A new climate report warns that countries must commit to becoming net zero emitters of greenhouse gas emissions before 2050, and that decisions made today are critical for ensuring a safe, sustainable future.
Rapid, unprecedented, and far-reaching action across all aspects of society is urgently required to limit global warming to 1.5 °C, the latest Intergovernmental Panel on Climate Change report on climate change has concluded.
The intergovernmental body behind the report is hopeful that limiting temperature rise to 1.5 °C is possible, however countries must commit to becoming net zero emitters of greenhouse gas emissions before 2050. Established as the safe operating space in which the risks of human-induced climate change are reduced, keeping below the 1.5 °C mark is a key objective of the 2016 Paris Agreement.
In response to the report, Catherine Devitt, environmental justice officer with the Jesuit Centre for Faith and Justice, said that
‘The window for preventing dangerous, runaway climate change is quickly closing. We have to see this time as an opportunity for human renewal. We are now called to respect the human right to a secure and sustainable future. The time-scale for action is short, but this is the only window we have.’
As Ireland’s emissions profile is on an upward trajectory, significant challenges lie ahead for the Irish government in meeting its climate commitments.
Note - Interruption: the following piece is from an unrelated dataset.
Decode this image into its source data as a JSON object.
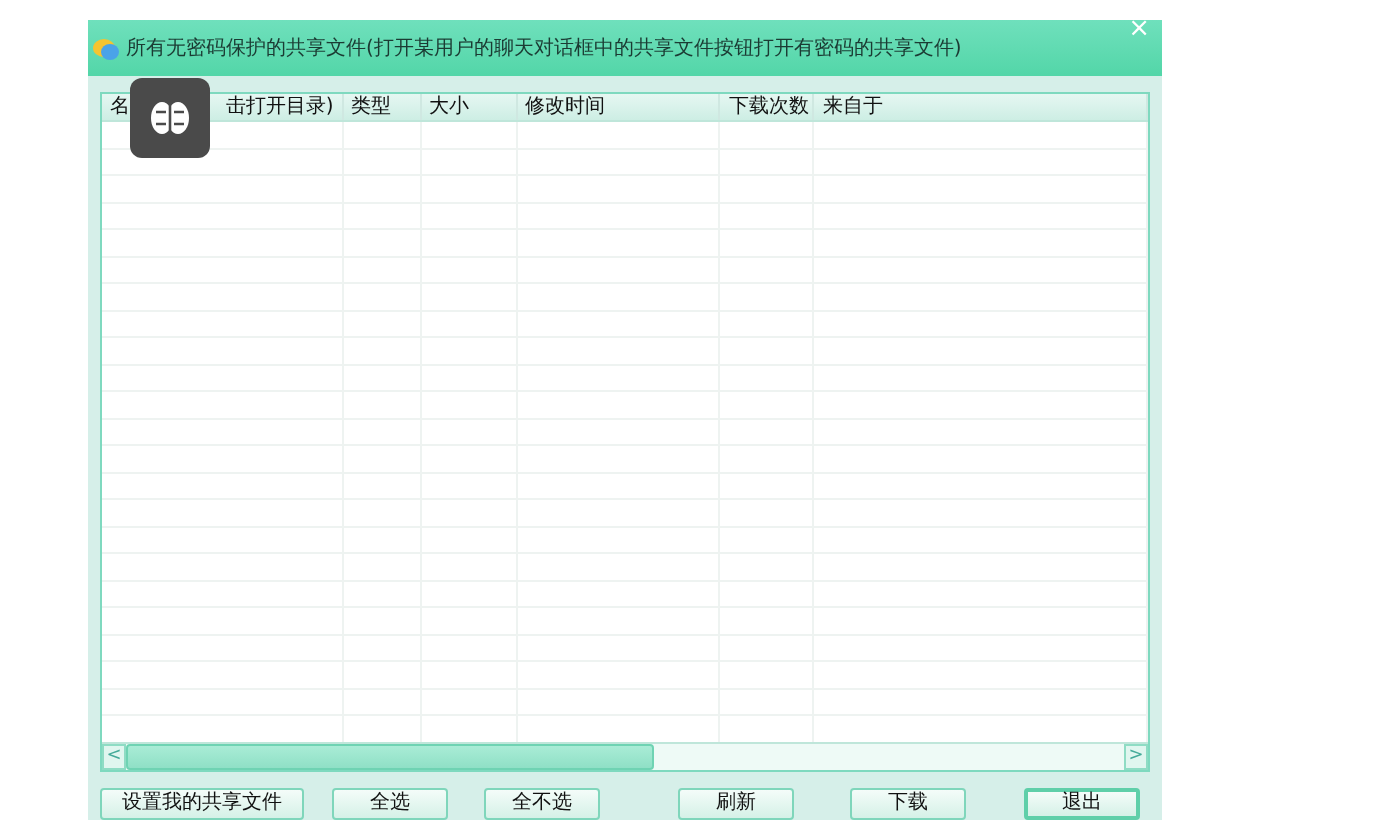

Alongside other NGOs, the Jesuit Centre for Faith and Justice has repeatedly called on the government to amplify and accelerate its ambition on climate action across all sections of Irish society.
Catherine went on to say:
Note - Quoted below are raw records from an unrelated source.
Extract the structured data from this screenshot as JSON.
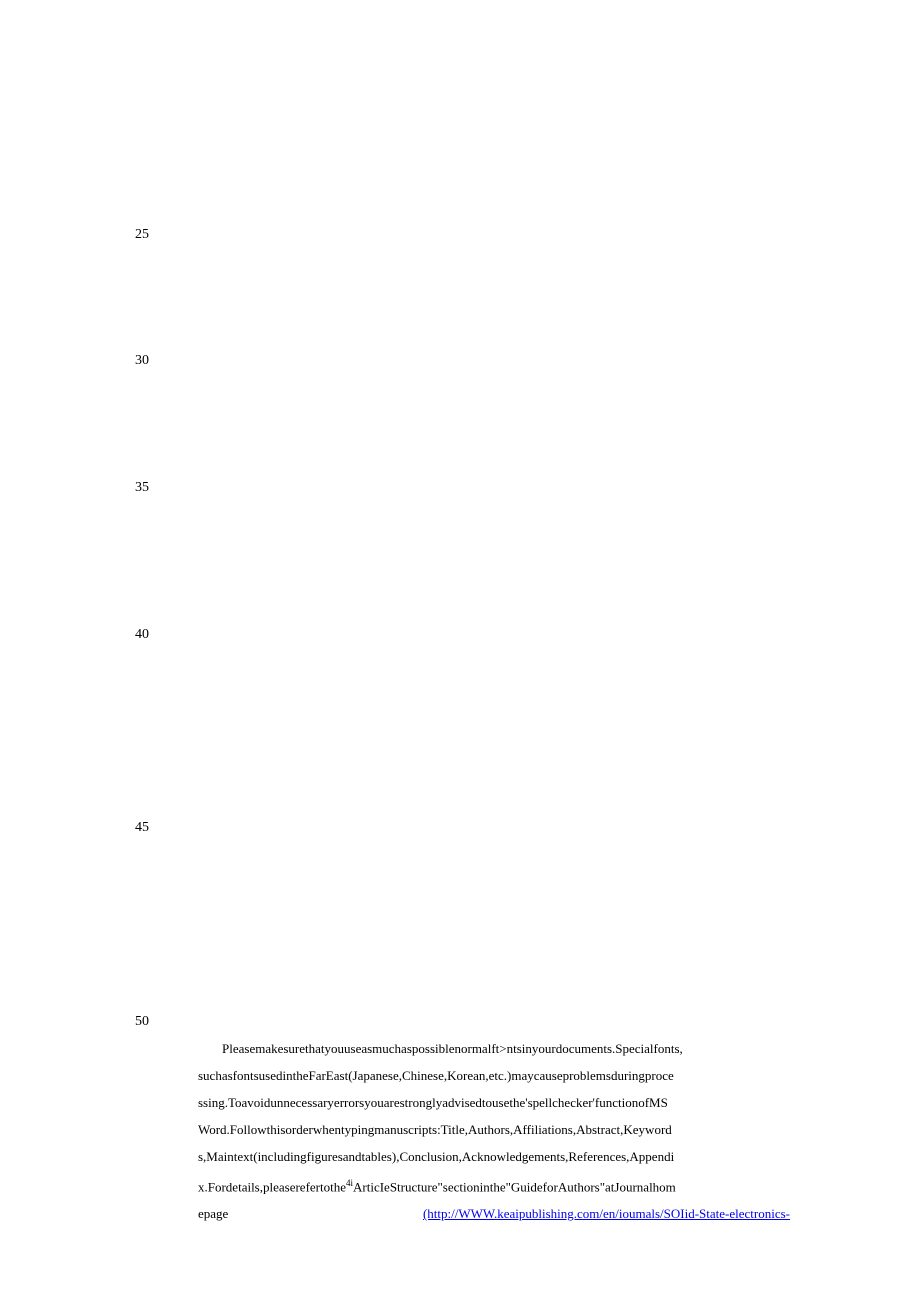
{
  "lineNumbers": {
    "n25": "25",
    "n30": "30",
    "n35": "35",
    "n40": "40",
    "n45": "45",
    "n50": "50"
  },
  "paragraph": {
    "part1": "Pleasemakesurethatyouuseasmuchaspossiblenormalft>ntsinyourdocuments.Specialfonts, suchasfontsusedintheFarEast(Japanese,Chinese,Korean,etc.)maycauseproblemsduringproce ssing.Toavoidunnecessaryerrorsyouarestronglyadvisedtousethe'spellchecker'functionofMS Word.Followthisorderwhentypingmanuscripts:Title,Authors,Affiliations,Abstract,Keyword s,Maintext(includingfiguresandtables),Conclusion,Acknowledgements,References,Appendi x.Fordetails,pleaserefertothe",
    "sup": "4i",
    "part2": "ArticIeStructure\"sectioninthe\"GuideforAuthors\"atJournalhom",
    "epageLabel": "epage",
    "linkText": "(http://WWW.keaipublishing.com/en/ioumals/SOIid-State-electronics-"
  }
}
‘The IPCC report solidifies the moral imperative that now exists for states, including Ireland, to protect its citizens and those already impacted by climate change from preventable harm. The Irish government cannot afford to continue its weak response to climate policy. Our policy makers must act in way that is transformational and equitable. Decarbonisation policies need to be implemented without delay, even where this involves difficult political decisions and challenging policy contexts.’
The IPCC report, hailed as the most important climate science document in the past decade, provides an authoritative evaluation of the impacts of global warming, and the scale of action required to prevent dangerous climate change. The report confirms that we are already witnessing the consequences of 1°C global warming through weather extremes, rising sea levels and diminishing Arctic sea ice. Climate-related extreme events account for massive population displacement, and food and resource scarcities in vulnerable regions of the world, including areas where the Irish Jesuit Missions and the Jesuit Refugee Service are present. Among other recommendations, the report suggests that mitigation efforts be associated with the UN Sustainable Development Goals.